Problem statement: Each record must be repeated exactly as it stands.
─── Material provided
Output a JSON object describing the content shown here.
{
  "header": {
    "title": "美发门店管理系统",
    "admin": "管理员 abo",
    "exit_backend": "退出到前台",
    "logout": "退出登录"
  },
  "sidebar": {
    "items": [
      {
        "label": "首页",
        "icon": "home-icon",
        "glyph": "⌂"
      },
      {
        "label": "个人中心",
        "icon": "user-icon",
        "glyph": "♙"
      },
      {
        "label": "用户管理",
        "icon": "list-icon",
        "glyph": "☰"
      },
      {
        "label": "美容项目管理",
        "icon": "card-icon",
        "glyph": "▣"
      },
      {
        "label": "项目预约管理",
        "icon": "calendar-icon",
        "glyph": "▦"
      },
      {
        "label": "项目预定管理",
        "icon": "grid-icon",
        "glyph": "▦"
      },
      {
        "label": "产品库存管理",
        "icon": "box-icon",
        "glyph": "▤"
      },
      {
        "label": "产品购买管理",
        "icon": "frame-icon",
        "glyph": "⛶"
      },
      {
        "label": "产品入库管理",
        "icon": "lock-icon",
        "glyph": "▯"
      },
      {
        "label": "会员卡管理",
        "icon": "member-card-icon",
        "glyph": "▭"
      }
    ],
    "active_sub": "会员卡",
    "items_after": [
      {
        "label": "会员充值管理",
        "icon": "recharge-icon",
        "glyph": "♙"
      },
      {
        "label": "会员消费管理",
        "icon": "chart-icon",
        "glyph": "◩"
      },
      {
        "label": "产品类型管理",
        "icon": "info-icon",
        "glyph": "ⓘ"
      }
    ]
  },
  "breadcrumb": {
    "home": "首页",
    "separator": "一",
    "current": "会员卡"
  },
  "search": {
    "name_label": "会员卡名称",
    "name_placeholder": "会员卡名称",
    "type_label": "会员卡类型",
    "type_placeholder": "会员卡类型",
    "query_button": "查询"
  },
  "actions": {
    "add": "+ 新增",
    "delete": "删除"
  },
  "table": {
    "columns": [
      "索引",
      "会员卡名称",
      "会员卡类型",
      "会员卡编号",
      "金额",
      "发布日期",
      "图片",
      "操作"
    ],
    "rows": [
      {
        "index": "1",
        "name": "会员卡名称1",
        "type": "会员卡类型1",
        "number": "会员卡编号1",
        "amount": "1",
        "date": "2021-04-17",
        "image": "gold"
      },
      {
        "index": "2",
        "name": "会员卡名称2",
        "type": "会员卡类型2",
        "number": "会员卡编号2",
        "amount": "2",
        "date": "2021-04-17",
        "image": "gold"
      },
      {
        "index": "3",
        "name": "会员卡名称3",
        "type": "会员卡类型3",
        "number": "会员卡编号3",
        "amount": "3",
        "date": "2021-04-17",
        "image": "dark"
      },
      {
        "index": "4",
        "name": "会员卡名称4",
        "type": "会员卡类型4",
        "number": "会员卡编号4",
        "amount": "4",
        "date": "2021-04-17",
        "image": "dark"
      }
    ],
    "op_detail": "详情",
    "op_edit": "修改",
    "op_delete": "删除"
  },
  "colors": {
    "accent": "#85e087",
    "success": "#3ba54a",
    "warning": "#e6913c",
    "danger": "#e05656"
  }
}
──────
Solution below:
Output a JSON object describing the content shown here.
{
  "header": {
    "title": "美发门店管理系统",
    "admin": "管理员 abo",
    "exit_backend": "退出到前台",
    "logout": "退出登录"
  },
  "sidebar": {
    "items": [
      {
        "label": "首页",
        "icon": "home-icon",
        "glyph": "⌂"
      },
      {
        "label": "个人中心",
        "icon": "user-icon",
        "glyph": "♙"
      },
      {
        "label": "用户管理",
        "icon": "list-icon",
        "glyph": "☰"
      },
      {
        "label": "美容项目管理",
        "icon": "card-icon",
        "glyph": "▣"
      },
      {
        "label": "项目预约管理",
        "icon": "calendar-icon",
        "glyph": "▦"
      },
      {
        "label": "项目预定管理",
        "icon": "grid-icon",
        "glyph": "▦"
      },
      {
        "label": "产品库存管理",
        "icon": "box-icon",
        "glyph": "▤"
      },
      {
        "label": "产品购买管理",
        "icon": "frame-icon",
        "glyph": "⛶"
      },
      {
        "label": "产品入库管理",
        "icon": "lock-icon",
        "glyph": "▯"
      },
      {
        "label": "会员卡管理",
        "icon": "member-card-icon",
        "glyph": "▭"
      }
    ],
    "active_sub": "会员卡",
    "items_after": [
      {
        "label": "会员充值管理",
        "icon": "recharge-icon",
        "glyph": "♙"
      },
      {
        "label": "会员消费管理",
        "icon": "chart-icon",
        "glyph": "◩"
      },
      {
        "label": "产品类型管理",
        "icon": "info-icon",
        "glyph": "ⓘ"
      }
    ]
  },
  "breadcrumb": {
    "home": "首页",
    "separator": "一",
    "current": "会员卡"
  },
  "search": {
    "name_label": "会员卡名称",
    "name_placeholder": "会员卡名称",
    "type_label": "会员卡类型",
    "type_placeholder": "会员卡类型",
    "query_button": "查询"
  },
  "actions": {
    "add": "+ 新增",
    "delete": "删除"
  },
  "table": {
    "columns": [
      "索引",
      "会员卡名称",
      "会员卡类型",
      "会员卡编号",
      "金额",
      "发布日期",
      "图片",
      "操作"
    ],
    "rows": [
      {
        "index": "1",
        "name": "会员卡名称1",
        "type": "会员卡类型1",
        "number": "会员卡编号1",
        "amount": "1",
        "date": "2021-04-17",
        "image": "gold"
      },
      {
        "index": "2",
        "name": "会员卡名称2",
        "type": "会员卡类型2",
        "number": "会员卡编号2",
        "amount": "2",
        "date": "2021-04-17",
        "image": "gold"
      },
      {
        "index": "3",
        "name": "会员卡名称3",
        "type": "会员卡类型3",
        "number": "会员卡编号3",
        "amount": "3",
        "date": "2021-04-17",
        "image": "dark"
      },
      {
        "index": "4",
        "name": "会员卡名称4",
        "type": "会员卡类型4",
        "number": "会员卡编号4",
        "amount": "4",
        "date": "2021-04-17",
        "image": "dark"
      }
    ],
    "op_detail": "详情",
    "op_edit": "修改",
    "op_delete": "删除"
  },
  "colors": {
    "accent": "#85e087",
    "success": "#3ba54a",
    "warning": "#e6913c",
    "danger": "#e05656"
  }
}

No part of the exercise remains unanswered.